One of the conundrums of wind energy is that the wind doesn’t blow constantly. In the Northwest, most wind farms operate at about 30 percent capacity, which means backup electrical generation is needed.
The Northwest’s extensive network of hydropower dams helps balance fluctuations in wind output, said Tom Karier, Washington representative on the Northwest Power and Conservation Council. Dam operators can adjust hydro output in response to shifting wind production.
But problems arise in late spring and early summer, when peak runoff from snowmelt coincides with peak wind production. In high runoff years, the region is awash in surplus hydro power. Prices can plummet to very low levels. Some years, the Northwest gives away electricity from federally owned dams, and adding wind generation “aggravates the situation,” Karier said.
Last summer, the Bonneville Power Administration ordered wind farms to shut down their power output at times when Columbia River reservoirs were brimming and dams were operating at maximum capacity.
Wind farm operators appealed to the Federal Energy Regulatory Commission, which ruled in their favor last week. Federal officials said the BPA must come up with new rules that don’t discriminate against wind generators, which lost about 6 percent of their potential power sales between mid-May and mid-July.
Karier said efforts to find equitable solutions are already under way.

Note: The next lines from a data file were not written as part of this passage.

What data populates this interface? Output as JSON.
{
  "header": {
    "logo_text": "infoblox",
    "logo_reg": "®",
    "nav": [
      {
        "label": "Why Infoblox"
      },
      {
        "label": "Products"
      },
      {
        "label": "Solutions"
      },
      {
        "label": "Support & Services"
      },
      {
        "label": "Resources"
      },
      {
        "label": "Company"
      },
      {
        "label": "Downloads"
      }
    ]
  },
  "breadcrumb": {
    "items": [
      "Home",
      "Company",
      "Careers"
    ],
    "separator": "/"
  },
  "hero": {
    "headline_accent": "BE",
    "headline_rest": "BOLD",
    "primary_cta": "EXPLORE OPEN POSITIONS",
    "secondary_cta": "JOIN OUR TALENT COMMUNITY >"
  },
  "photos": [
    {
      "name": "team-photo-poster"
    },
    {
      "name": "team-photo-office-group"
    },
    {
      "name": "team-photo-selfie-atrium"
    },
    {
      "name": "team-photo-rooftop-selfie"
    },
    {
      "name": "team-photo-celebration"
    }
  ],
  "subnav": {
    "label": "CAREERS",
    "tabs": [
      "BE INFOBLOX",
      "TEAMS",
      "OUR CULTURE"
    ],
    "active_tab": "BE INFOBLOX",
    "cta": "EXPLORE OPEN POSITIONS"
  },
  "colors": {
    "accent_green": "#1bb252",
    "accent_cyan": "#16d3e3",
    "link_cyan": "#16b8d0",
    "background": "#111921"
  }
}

He and BPA Administrator Steve Wright co-chair a group called the Wind Integration Forum.
“Every day, the hydro system is adapting to changes in wind that occur on an hour-to-hour, minute-by-minute basis,” he said. “We’re able to absorb and use wind power much more efficiently than many other parts of the country.”